“It’s rare to be in the same building with so many school leaders of color, so to see so many people who look like me and the people I serve is inspiring,” says Niloy Gangopadhyay (Bay Area ‘02), executive director and co-founder of Success Preparatory Academy in New Orleans.
“There’s a common bond with someone who might be 11 or 12 years behind me in the corps,” Gangopadhyay adds. “The fellowship is there first and foremost.
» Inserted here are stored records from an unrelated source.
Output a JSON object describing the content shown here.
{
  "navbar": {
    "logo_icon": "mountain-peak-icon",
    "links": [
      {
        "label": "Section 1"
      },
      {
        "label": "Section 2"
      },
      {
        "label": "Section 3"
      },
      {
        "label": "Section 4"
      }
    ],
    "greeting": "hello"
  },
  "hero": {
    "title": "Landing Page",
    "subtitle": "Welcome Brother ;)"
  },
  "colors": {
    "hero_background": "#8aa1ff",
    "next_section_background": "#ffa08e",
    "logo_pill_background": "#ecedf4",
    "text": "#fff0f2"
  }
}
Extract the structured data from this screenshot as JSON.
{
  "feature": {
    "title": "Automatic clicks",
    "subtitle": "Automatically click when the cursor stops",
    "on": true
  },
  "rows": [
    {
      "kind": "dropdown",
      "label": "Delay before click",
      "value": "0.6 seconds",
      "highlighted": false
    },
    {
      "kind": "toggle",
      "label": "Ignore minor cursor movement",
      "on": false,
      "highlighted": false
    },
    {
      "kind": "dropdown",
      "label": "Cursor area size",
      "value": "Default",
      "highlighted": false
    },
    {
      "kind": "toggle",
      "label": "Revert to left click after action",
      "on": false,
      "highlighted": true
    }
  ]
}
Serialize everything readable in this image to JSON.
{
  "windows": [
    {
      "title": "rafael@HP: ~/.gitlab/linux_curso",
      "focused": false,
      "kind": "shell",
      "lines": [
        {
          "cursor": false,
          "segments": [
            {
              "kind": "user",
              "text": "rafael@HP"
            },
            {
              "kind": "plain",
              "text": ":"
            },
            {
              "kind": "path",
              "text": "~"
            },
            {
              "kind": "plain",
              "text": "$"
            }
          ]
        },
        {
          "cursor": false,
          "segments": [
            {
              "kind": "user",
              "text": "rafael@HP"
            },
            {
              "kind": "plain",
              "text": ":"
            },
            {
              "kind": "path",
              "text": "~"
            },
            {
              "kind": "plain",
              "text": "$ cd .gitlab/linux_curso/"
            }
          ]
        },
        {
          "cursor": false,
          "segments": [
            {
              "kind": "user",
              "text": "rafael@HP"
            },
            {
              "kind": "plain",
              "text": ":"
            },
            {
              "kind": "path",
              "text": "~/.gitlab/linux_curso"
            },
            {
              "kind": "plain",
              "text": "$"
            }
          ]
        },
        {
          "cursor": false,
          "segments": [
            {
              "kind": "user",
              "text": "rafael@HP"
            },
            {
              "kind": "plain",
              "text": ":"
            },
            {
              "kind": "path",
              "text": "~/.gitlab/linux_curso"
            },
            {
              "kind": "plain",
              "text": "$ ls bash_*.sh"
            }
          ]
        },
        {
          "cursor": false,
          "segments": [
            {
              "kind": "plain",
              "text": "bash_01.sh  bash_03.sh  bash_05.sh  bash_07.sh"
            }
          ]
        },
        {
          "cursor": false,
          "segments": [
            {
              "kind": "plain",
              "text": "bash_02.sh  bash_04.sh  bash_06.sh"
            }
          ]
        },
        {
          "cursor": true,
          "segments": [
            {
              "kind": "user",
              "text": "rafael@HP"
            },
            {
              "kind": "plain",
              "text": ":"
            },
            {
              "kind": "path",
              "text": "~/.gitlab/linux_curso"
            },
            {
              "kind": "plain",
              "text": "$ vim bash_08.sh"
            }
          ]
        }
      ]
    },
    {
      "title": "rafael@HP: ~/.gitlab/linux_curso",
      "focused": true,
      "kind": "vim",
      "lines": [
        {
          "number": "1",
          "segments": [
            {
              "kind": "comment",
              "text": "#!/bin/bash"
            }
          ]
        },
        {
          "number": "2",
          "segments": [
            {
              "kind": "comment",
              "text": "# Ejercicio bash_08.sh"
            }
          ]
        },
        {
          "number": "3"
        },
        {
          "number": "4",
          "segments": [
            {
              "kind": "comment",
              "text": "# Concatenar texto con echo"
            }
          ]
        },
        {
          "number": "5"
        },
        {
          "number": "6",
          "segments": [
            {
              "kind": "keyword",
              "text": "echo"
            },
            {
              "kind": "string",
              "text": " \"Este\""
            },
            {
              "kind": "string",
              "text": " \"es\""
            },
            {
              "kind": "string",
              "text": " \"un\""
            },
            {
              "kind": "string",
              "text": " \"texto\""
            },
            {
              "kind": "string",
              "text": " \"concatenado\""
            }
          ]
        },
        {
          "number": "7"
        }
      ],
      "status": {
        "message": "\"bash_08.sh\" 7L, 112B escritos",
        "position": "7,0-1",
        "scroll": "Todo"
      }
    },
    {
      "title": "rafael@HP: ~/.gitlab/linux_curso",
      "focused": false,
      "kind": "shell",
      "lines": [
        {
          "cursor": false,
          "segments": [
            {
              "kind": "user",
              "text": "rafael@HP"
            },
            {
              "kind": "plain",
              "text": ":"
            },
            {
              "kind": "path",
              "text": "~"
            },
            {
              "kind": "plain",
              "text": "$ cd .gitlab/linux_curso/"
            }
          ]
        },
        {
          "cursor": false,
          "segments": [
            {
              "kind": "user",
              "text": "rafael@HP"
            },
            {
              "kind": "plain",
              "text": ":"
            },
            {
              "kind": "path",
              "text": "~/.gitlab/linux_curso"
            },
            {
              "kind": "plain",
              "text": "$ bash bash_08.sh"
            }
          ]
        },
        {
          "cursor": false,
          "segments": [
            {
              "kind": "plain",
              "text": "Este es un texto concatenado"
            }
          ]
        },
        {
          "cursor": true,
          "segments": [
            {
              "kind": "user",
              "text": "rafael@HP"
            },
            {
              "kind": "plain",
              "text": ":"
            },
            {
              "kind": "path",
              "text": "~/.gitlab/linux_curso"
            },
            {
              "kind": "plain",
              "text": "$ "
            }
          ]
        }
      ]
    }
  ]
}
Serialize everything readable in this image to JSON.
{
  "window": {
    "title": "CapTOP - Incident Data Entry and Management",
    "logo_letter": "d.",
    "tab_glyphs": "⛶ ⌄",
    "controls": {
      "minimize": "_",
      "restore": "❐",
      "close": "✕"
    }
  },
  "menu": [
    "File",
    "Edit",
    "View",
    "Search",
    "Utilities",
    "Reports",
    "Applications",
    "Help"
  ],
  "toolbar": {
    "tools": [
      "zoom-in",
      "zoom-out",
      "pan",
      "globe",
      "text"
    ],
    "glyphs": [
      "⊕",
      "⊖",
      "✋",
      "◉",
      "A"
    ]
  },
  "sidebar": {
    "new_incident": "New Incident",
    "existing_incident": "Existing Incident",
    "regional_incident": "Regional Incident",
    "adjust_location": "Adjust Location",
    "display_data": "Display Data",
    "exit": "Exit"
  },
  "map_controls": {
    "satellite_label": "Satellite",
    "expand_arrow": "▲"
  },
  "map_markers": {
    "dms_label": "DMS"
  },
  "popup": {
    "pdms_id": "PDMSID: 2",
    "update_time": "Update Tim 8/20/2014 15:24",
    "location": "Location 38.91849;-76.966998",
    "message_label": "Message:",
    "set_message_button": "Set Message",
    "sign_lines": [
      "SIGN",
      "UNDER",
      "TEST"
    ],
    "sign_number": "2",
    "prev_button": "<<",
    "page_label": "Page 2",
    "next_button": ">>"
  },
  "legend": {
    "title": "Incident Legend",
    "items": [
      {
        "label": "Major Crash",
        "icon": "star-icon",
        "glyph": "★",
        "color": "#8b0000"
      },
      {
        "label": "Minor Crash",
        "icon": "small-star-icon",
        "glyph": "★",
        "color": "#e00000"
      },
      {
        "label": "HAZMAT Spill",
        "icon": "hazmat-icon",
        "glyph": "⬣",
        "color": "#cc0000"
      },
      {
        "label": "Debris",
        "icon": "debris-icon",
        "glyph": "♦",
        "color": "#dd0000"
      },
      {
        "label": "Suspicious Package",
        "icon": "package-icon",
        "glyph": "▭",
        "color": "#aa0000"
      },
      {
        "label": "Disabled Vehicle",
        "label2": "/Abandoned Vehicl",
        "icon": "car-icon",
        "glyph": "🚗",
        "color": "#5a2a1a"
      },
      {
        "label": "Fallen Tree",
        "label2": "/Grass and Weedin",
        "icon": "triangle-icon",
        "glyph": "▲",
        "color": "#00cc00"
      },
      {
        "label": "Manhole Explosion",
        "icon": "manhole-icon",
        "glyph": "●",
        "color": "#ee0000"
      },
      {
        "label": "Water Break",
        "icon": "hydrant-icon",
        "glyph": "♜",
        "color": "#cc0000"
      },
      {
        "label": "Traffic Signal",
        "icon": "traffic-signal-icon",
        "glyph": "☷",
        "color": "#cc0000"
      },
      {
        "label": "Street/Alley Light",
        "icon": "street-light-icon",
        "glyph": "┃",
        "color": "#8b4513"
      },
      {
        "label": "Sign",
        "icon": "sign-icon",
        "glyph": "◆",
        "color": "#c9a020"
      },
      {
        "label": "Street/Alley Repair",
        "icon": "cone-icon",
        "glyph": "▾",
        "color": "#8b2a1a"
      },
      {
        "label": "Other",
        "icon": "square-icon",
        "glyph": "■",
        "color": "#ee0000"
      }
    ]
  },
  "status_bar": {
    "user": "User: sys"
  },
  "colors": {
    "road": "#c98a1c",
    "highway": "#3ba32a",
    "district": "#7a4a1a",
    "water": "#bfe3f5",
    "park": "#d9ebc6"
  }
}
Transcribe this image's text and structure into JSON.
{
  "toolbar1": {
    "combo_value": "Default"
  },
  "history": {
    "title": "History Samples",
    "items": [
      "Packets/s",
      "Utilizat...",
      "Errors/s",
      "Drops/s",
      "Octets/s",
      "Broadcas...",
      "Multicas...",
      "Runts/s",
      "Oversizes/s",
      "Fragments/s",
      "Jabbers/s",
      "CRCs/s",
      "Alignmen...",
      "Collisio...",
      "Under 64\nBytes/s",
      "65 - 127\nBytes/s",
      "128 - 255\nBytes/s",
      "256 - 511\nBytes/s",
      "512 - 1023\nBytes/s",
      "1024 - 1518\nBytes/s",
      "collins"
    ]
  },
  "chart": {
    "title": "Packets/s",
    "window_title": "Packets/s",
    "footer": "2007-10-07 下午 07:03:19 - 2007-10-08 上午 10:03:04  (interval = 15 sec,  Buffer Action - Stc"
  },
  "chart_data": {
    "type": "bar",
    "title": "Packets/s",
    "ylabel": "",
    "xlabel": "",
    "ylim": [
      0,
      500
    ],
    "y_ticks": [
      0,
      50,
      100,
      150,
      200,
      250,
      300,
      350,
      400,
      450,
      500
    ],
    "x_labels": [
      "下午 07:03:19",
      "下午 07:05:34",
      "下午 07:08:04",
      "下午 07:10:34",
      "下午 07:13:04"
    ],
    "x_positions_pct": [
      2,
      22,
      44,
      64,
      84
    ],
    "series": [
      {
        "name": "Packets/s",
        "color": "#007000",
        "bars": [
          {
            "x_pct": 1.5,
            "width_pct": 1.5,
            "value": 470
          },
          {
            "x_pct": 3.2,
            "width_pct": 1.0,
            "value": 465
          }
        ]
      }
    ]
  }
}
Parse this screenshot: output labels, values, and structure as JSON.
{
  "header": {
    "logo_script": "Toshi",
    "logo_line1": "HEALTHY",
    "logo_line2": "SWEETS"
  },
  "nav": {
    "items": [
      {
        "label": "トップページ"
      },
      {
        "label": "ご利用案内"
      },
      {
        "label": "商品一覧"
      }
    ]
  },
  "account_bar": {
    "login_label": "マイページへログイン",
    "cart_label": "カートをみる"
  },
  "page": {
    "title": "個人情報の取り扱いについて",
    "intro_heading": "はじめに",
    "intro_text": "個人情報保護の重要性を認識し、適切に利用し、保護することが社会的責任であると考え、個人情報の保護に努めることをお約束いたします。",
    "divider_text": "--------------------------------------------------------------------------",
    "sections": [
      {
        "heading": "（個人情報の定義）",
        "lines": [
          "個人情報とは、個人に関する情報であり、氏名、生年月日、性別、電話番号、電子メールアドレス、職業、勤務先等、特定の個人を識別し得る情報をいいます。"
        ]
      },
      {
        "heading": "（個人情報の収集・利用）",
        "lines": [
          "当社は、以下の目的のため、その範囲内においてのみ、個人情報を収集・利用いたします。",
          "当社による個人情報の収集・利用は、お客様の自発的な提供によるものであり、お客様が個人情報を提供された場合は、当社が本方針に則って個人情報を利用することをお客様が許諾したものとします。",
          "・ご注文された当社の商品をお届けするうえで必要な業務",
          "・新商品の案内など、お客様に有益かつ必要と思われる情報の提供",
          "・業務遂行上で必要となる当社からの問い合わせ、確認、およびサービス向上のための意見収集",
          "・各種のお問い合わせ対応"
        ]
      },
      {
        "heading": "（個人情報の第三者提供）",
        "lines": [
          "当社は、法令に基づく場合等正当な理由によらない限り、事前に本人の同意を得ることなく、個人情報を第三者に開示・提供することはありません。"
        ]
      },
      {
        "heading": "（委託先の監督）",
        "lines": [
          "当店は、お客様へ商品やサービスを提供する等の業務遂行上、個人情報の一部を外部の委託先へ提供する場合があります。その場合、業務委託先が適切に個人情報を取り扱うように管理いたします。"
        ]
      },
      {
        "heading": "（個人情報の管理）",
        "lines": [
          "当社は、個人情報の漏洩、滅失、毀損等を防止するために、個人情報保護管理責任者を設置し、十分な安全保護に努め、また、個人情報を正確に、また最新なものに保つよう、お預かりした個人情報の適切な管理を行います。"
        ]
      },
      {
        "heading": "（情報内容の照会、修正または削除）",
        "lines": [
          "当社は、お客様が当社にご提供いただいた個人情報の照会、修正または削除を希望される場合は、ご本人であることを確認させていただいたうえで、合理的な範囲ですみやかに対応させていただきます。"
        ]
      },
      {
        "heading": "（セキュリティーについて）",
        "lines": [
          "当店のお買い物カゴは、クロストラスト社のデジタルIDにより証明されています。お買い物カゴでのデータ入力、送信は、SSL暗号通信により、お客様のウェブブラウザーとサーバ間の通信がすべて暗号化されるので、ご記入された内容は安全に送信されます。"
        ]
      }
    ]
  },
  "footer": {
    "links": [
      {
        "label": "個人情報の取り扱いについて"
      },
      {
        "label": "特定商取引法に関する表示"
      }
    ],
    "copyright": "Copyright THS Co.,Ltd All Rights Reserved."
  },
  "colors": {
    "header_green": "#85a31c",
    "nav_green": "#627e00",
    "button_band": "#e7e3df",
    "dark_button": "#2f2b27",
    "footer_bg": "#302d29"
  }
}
There are also great sessions, and the networking opportunities allow us to keep learning from one another and share this expertise and experience.”
The SLOC Conference has also allowed Gangopadhyay to reflect on what he missed out on during his nascent days as a school leader.
“When I was coming up in Teach For America as an alum, I wasn’t necessarily prepared to make that jump to be a leader without a mentor,” he says. “I learned that being a part of someone’s career journey, even if it’s for a short period of time, can be really powerful.” As a result, events like the SLOC Conference have aimed to cultivate a system of mentorship over the past few years.
This year’s theme is “Disruptive Leadership: Challenging Oppressive Systems, Liberating Learning in Our Schools.” Attendees will explore Paolo Freire’s definition of praxis—a cycle of reflection followed by action.
“I feel like this conference not only fuels me and re-energizes me as far as the work we do, but also it gives you things to take with you and readily apply to your school on Monday and weeks, months, and years to come,” says Gangopadhyay, who will be part of a panel for a session on emerging leaders.
With education constantly evolving, the SLOC Conference will also facilitate discussions about pressing issues facing the field today.
“In the environment we’re in right now, people are worried about their students and themselves. They wonder how the institution of education is changing,” Gangopadhyay says. “It’s not necessarily about political alignment, but the feeling that people have. So how do we approach this feeling and do what’s best to keep our students moving forward?
“Second, we have a crisis with underrepresentation in our school systems with people of color. There was a shortage to begin with. We have more people of color in TFA than we’ve ever had before, but I'm not sure that the numbers are growing in the school leadership department. That's the challenge we face and embrace.”